Task item |
When a line in the material contains the word "file", copy it.

Supplied material |
■ ■ ■

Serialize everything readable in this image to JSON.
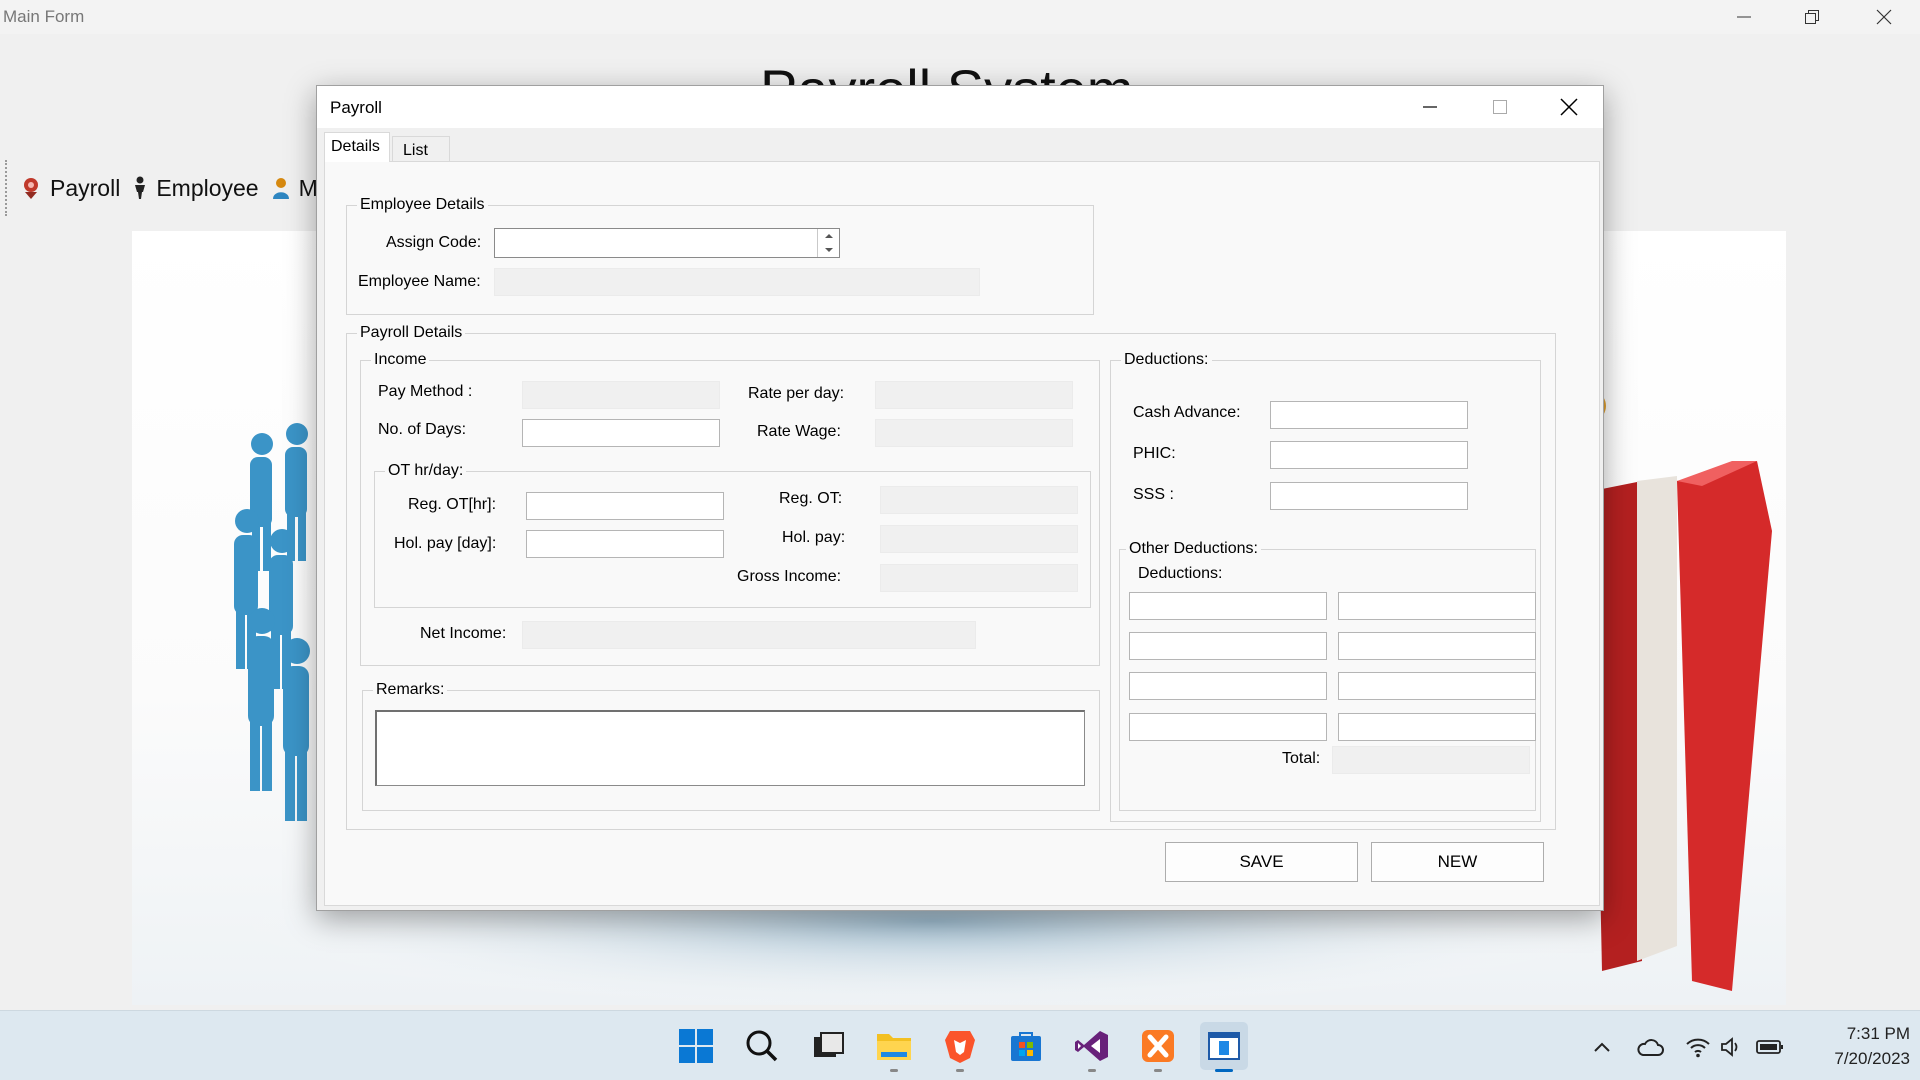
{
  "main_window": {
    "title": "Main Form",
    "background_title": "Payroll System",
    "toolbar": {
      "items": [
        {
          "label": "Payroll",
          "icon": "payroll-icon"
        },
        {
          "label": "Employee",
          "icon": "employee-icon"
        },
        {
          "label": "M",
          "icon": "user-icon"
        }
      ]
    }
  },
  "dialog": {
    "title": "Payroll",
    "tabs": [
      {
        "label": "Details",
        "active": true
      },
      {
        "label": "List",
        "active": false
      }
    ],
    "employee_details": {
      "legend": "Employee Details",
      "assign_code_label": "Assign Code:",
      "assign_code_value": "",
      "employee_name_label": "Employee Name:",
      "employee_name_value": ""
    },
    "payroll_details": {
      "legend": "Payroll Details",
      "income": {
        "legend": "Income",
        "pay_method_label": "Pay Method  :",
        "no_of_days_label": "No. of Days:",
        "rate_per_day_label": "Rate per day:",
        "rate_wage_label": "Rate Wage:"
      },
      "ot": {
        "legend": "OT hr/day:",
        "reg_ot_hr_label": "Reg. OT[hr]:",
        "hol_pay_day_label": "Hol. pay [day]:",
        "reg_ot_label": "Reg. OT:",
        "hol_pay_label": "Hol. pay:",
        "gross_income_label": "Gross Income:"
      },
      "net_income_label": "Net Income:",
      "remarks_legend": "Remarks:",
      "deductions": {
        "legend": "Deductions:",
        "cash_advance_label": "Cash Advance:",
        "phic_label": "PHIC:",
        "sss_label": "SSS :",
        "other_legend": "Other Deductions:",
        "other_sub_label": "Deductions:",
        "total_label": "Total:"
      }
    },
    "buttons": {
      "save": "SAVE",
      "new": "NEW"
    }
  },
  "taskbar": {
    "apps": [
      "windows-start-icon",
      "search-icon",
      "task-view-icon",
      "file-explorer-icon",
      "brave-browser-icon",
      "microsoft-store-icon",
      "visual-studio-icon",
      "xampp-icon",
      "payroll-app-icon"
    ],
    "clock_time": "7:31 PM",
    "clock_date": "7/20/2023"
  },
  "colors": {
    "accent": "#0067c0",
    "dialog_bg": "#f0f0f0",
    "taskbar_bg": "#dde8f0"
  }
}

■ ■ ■

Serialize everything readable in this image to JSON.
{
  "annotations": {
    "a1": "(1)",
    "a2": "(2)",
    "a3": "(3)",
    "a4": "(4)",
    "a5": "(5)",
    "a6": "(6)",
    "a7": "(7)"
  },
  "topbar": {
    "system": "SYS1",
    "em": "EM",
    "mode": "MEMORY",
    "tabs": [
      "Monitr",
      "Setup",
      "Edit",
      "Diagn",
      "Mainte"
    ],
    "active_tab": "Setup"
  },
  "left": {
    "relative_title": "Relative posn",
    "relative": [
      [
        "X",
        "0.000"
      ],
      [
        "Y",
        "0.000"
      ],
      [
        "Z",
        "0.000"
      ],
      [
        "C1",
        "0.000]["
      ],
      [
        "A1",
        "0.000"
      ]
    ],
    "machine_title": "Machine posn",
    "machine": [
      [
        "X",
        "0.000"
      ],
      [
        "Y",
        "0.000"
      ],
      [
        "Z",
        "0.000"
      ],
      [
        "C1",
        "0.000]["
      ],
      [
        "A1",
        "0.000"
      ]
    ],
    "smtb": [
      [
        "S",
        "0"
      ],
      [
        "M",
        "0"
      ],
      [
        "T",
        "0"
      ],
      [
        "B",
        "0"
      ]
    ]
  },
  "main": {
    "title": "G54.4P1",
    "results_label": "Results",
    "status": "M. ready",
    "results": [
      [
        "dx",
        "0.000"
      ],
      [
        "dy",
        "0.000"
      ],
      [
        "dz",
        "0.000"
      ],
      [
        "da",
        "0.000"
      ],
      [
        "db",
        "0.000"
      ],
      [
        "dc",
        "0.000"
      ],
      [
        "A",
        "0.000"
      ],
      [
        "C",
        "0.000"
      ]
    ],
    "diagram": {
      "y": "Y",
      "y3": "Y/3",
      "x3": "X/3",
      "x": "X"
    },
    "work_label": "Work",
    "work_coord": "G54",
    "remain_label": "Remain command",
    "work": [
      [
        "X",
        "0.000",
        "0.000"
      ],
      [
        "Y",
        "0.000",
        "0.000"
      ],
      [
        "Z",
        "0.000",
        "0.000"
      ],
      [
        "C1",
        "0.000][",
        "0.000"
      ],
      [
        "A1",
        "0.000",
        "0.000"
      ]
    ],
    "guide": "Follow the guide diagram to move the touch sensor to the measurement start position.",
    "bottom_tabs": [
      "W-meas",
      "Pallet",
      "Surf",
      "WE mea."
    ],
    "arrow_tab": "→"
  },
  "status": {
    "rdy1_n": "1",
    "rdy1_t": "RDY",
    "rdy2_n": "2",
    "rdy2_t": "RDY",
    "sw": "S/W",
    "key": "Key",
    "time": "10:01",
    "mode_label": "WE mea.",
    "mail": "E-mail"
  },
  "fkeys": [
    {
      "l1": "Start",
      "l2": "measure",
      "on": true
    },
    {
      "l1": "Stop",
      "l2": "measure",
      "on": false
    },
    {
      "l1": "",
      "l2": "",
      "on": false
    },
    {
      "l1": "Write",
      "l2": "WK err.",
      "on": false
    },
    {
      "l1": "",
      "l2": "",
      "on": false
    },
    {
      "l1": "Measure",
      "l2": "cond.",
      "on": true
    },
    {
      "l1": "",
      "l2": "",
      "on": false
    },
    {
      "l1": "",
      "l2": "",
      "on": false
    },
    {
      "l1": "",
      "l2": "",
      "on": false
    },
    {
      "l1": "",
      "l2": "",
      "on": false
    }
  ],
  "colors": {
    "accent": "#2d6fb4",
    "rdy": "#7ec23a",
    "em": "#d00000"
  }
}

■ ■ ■

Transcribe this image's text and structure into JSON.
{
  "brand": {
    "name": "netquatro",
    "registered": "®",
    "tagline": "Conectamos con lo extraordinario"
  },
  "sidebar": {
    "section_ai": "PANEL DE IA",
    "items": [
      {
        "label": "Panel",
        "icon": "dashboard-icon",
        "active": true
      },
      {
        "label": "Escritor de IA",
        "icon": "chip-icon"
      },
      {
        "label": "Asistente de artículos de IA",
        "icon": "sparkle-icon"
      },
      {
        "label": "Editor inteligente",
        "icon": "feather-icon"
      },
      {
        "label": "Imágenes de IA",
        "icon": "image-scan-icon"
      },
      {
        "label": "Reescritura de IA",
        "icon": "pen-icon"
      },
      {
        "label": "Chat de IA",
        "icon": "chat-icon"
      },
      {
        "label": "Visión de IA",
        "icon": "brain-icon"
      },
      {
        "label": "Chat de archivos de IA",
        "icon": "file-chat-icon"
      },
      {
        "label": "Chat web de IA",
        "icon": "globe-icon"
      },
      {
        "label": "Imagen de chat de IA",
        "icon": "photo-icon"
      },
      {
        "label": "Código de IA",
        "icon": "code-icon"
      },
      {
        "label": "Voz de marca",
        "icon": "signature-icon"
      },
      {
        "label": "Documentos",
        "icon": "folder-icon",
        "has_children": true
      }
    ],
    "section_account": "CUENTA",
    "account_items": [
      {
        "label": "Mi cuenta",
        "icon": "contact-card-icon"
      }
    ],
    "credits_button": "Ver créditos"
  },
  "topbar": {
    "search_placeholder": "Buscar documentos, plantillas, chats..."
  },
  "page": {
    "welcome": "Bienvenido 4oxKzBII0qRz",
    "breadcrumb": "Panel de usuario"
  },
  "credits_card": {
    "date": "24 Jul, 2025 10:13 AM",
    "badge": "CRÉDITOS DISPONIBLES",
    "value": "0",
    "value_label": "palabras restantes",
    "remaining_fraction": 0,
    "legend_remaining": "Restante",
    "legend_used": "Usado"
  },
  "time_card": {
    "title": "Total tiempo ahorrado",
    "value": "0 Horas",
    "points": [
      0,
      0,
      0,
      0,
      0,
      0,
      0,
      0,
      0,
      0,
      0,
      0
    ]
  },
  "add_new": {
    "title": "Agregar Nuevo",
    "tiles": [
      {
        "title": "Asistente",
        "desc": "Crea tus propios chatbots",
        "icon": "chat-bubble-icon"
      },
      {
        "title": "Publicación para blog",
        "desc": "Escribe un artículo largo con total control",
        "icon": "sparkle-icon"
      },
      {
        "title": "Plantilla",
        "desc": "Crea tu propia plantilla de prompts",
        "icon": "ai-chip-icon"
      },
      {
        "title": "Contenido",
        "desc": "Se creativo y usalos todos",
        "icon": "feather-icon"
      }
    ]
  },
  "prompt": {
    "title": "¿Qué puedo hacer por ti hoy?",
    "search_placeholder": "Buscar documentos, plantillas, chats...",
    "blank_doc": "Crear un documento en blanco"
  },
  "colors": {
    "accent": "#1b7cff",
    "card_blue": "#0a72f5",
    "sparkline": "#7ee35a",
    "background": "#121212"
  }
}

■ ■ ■

Task solution |
      "file-explorer-icon",
        "icon": "file-chat-icon"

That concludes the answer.